Social Entrepreneur Jock Brandis CNN Hero Full Belly Project Shin Fujiyama Podcast

Jock Brandis, Founder of The Full Belly Project

Social entrepreneur and CNN Hero Jock Brandis is the founder of The Full Belly Project. He is the winner of the MIT Ideas Award and the Purpose Prize. He is known as the modern-day Thomas Edison, having invented the “holy grail” of sustainable agriculture and more. His universal peanut sheller and other appropriate technologies have helped tens of thousands of people in many countries across the world. His nonprofit organization works out of a factory in Wilmington, North Carolina.

Jock Brandis is an old guy with a great sense of humor. He made me laugh out loud many times during the episode in between his inspirational stories. He talks in depth about embracing failure in this episode.

This episode is mostly about Jock’s involvement with… peanuts!

“The peanut (or groundnut as it is called in West Africa) is an important subsistence crop to hundreds of millions of people across the world. Not only is it important nutritionally, as it provides a convenient source of protein and 30 essential nutrients, but it is also an important source of income for these communities. Often referred to as a “women’s crop” in Africa, women traditionally grow, harvest and shell them to supplement their families’ diets, but also as a product to bring to market.” – The Full Belly Project website

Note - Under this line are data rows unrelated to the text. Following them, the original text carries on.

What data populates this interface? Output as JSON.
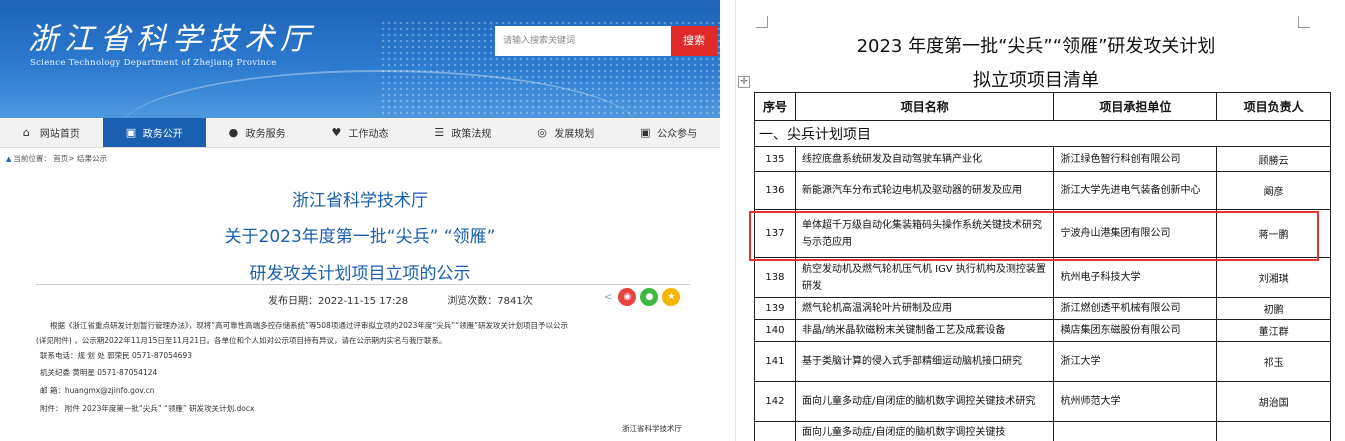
{
  "left": {
    "logo_cn": "浙江省科学技术厅",
    "logo_en": "Science Technology Department of Zhejiang Province",
    "search": {
      "placeholder": "请输入搜索关键词",
      "button": "搜索"
    },
    "nav": [
      {
        "label": "网站首页",
        "icon": "home-icon",
        "glyph": "⌂"
      },
      {
        "label": "政务公开",
        "icon": "document-icon",
        "glyph": "▣",
        "active": true
      },
      {
        "label": "政务服务",
        "icon": "chat-icon",
        "glyph": "●"
      },
      {
        "label": "工作动态",
        "icon": "heart-icon",
        "glyph": "♥"
      },
      {
        "label": "政策法规",
        "icon": "list-icon",
        "glyph": "☰"
      },
      {
        "label": "发展规划",
        "icon": "chart-icon",
        "glyph": "◎"
      },
      {
        "label": "公众参与",
        "icon": "people-icon",
        "glyph": "▣"
      }
    ],
    "breadcrumb": "当前位置： 首页> 结果公示",
    "title_1": "浙江省科学技术厅",
    "title_2": "关于2023年度第一批“尖兵”  “领雁”",
    "title_3": "研发攻关计划项目立项的公示",
    "publish_date": "发布日期：2022-11-15 17:28",
    "views": "浏览次数：7841次",
    "body_p1": "根据《浙江省重点研发计划暂行管理办法》，现将“高可靠性高端多控存储系统”等508项通过评审拟立项的2023年度“尖兵”“领雁”研发攻关计划项目予以公示",
    "body_p2": "(详见附件) ，公示期2022年11月15日至11月21日。各单位和个人如对公示项目持有异议，请在公示期内实名与我厅联系。",
    "contact_phone": "联系电话：规 划 处  郭荣民  0571-87054693",
    "contact_discipline": "机关纪委  黄明星  0571-87054124",
    "contact_email": "邮       箱：huangmx@zjinfo.gov.cn",
    "attachment": "附件：  附件 2023年度第一批“尖兵” “领雁” 研发攻关计划.docx",
    "footer_org": "浙江省科学技术厅"
  },
  "right": {
    "title": "2023 年度第一批“尖兵”“领雁”研发攻关计划",
    "subtitle": "拟立项项目清单",
    "headers": [
      "序号",
      "项目名称",
      "项目承担单位",
      "项目负责人"
    ],
    "section": "一、尖兵计划项目",
    "rows": [
      {
        "num": "135",
        "name": "线控底盘系统研发及自动驾驶车辆产业化",
        "unit": "浙江绿色智行科创有限公司",
        "lead": "顾勝云"
      },
      {
        "num": "136",
        "name": "新能源汽车分布式轮边电机及驱动器的研发及应用",
        "unit": "浙江大学先进电气装备创新中心",
        "lead": "阚彦"
      },
      {
        "num": "137",
        "name": "单体超千万级自动化集装箱码头操作系统关键技术研究与示范应用",
        "unit": "宁波舟山港集团有限公司",
        "lead": "蒋一鹏"
      },
      {
        "num": "138",
        "name": "航空发动机及燃气轮机压气机 IGV 执行机构及测控装置研发",
        "unit": "杭州电子科技大学",
        "lead": "刘湘琪"
      },
      {
        "num": "139",
        "name": "燃气轮机高温涡轮叶片研制及应用",
        "unit": "浙江燃创透平机械有限公司",
        "lead": "初鹏"
      },
      {
        "num": "140",
        "name": "非晶/纳米晶软磁粉末关键制备工艺及成套设备",
        "unit": "横店集团东磁股份有限公司",
        "lead": "董江群"
      },
      {
        "num": "141",
        "name": "基于类脑计算的侵入式手部精细运动脑机接口研究",
        "unit": "浙江大学",
        "lead": "祁玉"
      },
      {
        "num": "142",
        "name": "面向儿童多动症/自闭症的脑机数字调控关键技术研究",
        "unit": "杭州师范大学",
        "lead": "胡治国"
      },
      {
        "num": "",
        "name": "面向儿童多动症/自闭症的脑机数字调控关键技",
        "unit": "",
        "lead": ""
      }
    ],
    "accent": "#e83232"
  }
}
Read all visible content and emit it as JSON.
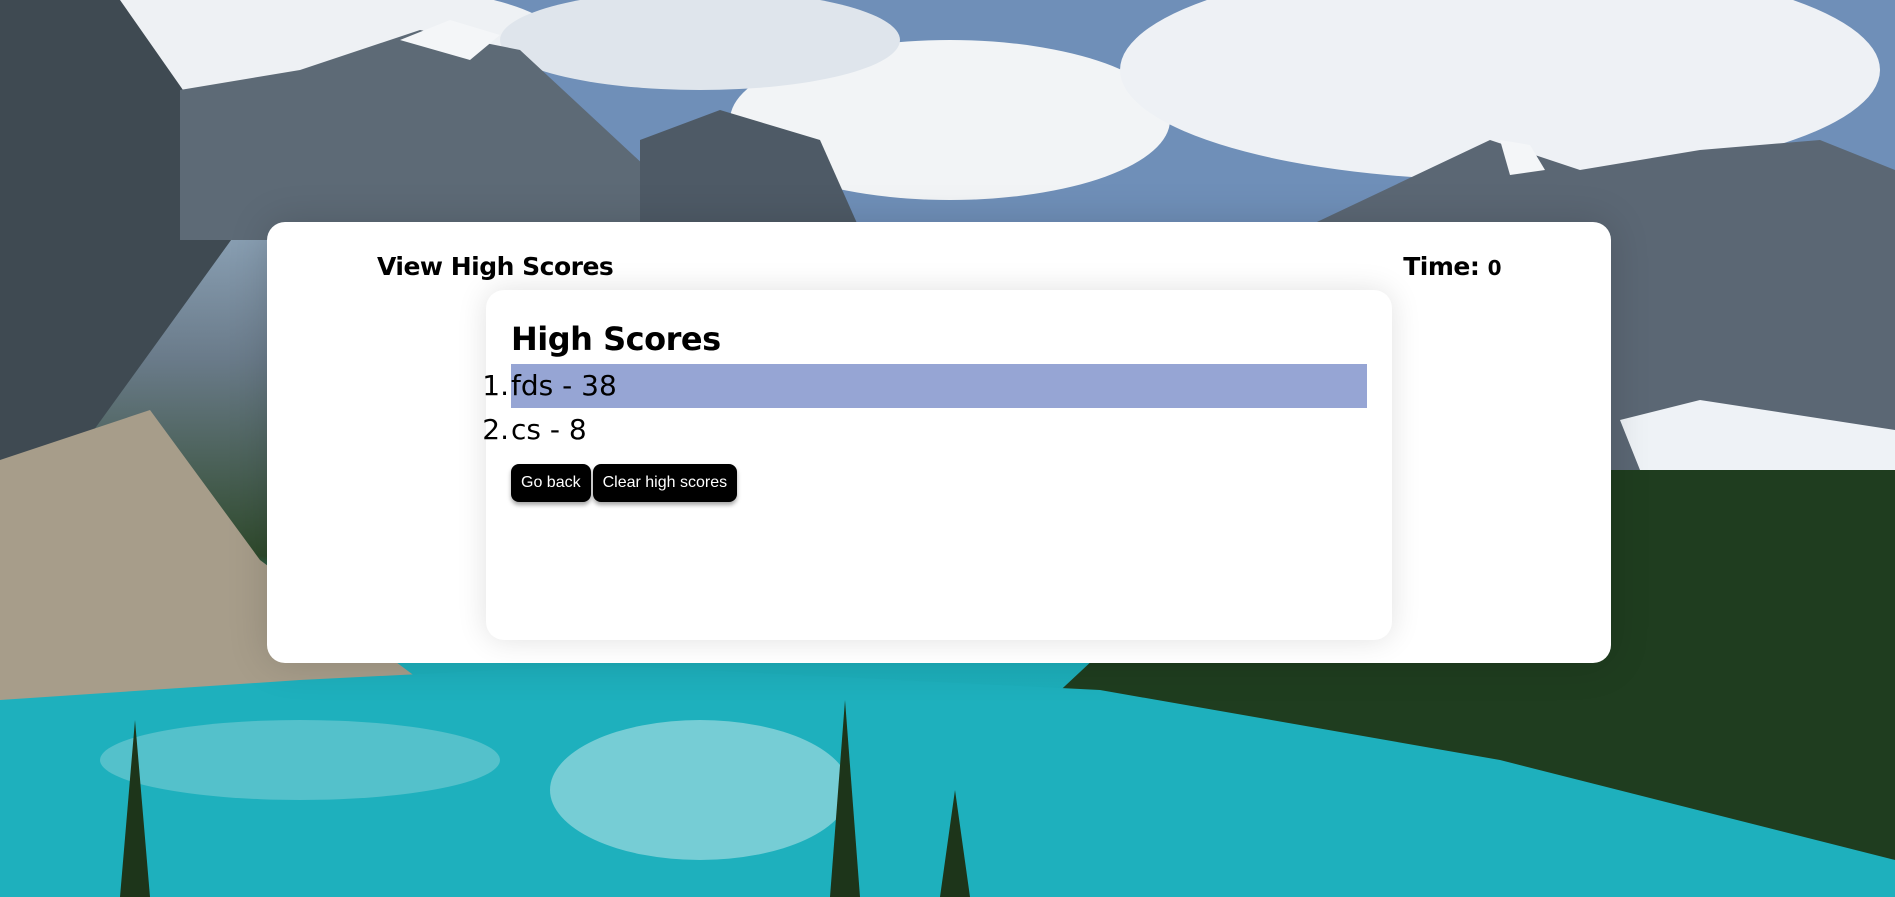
{
  "header": {
    "view_high_scores": "View High Scores",
    "time_label": "Time: ",
    "time_value": "0"
  },
  "panel": {
    "title": "High Scores",
    "scores": [
      {
        "rank": "1.",
        "text": "fds - 38"
      },
      {
        "rank": "2.",
        "text": "cs - 8"
      }
    ],
    "go_back_label": "Go back",
    "clear_label": "Clear high scores"
  },
  "colors": {
    "highlight": "#96a5d4",
    "button_bg": "#000000",
    "card_bg": "#ffffff"
  },
  "background": {
    "description_icon": "mountain-lake-photo"
  }
}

Show Links for Jock Brandis

Show Notes & Summary for Jock Brandis

  • Jock’s teaching assignment in Trenchtown, a slum in Kingston, Jamaica
  • Working for Oxfam by flying food into war-torn Biafra in Africa
  • How Jock met Kurt Vonnegut in Africa and the deal they made together
  • How Jock became a lighting guy and an actor in the movie industry
  • Jock’s role in Deathbed, The Bed That Eats People, known as the worst movie in history
  • Jock’s life on a steam-powered tug boat in Toronto with his wife
  • How his life changed when his wife passed away, leaving Jock with his two children
  • Jock’s favorite advice for raising children
  • How he ended up in Mali, Africa where he got the idea of creating a peanut sheller
  • Peanuts are the most consumed protein food in the world for poor people
  • What the doubters said to Jock when he told them about his attempt to invent a peanut sheller
  • How Jock’s peanut sheller invention was featured on National Geographic
  • How Jock worked with Peace Corps volunteers to deliver his peanut shellers
  • What his first garage shop looked like where he made his inventions
  • How Fully Belly Project sends out their small peanut sheller factories to developing countries around the world
  • How one machine shelled 16 tons of peanuts, making enough money for a village to dig a water well that provided clean drinking water
  • Why his fail-proof peanut project failed in Guyana
  • “Hunger has nothing to do with food.”
  • Aflatoxin, the peanut fungus that is toxic
  • How Jock used ozone to combat aflatoxin
  • Why Jock sends small ozone generators to the villages now
  • How Jock developed a solar livestock water program in the US
  • Jock explains what the Full Belly factory is like
  • Jock explains the important role that volunteers play at Full Belly
  • The clubhouse-like factory culture
  • “Fail early, fail often.”
  • “We’ve learned to fail faster than anyone else.”
  • How The Fully Belly Project got their water powered seesaw patented
  • Jock’s secret to creating a big impact with a small team
  • His biggest regrets in life
  • “The road to misery is trying to make everyone happy.”
  • “To roll up your sleeves and try something because your first three mistakes will teach you more than all the design conferences in the world.”
  • Jock on failure: “If you’re going to fail, fail with as many people in the world seeing you fail.”
  • Jock’s secret to success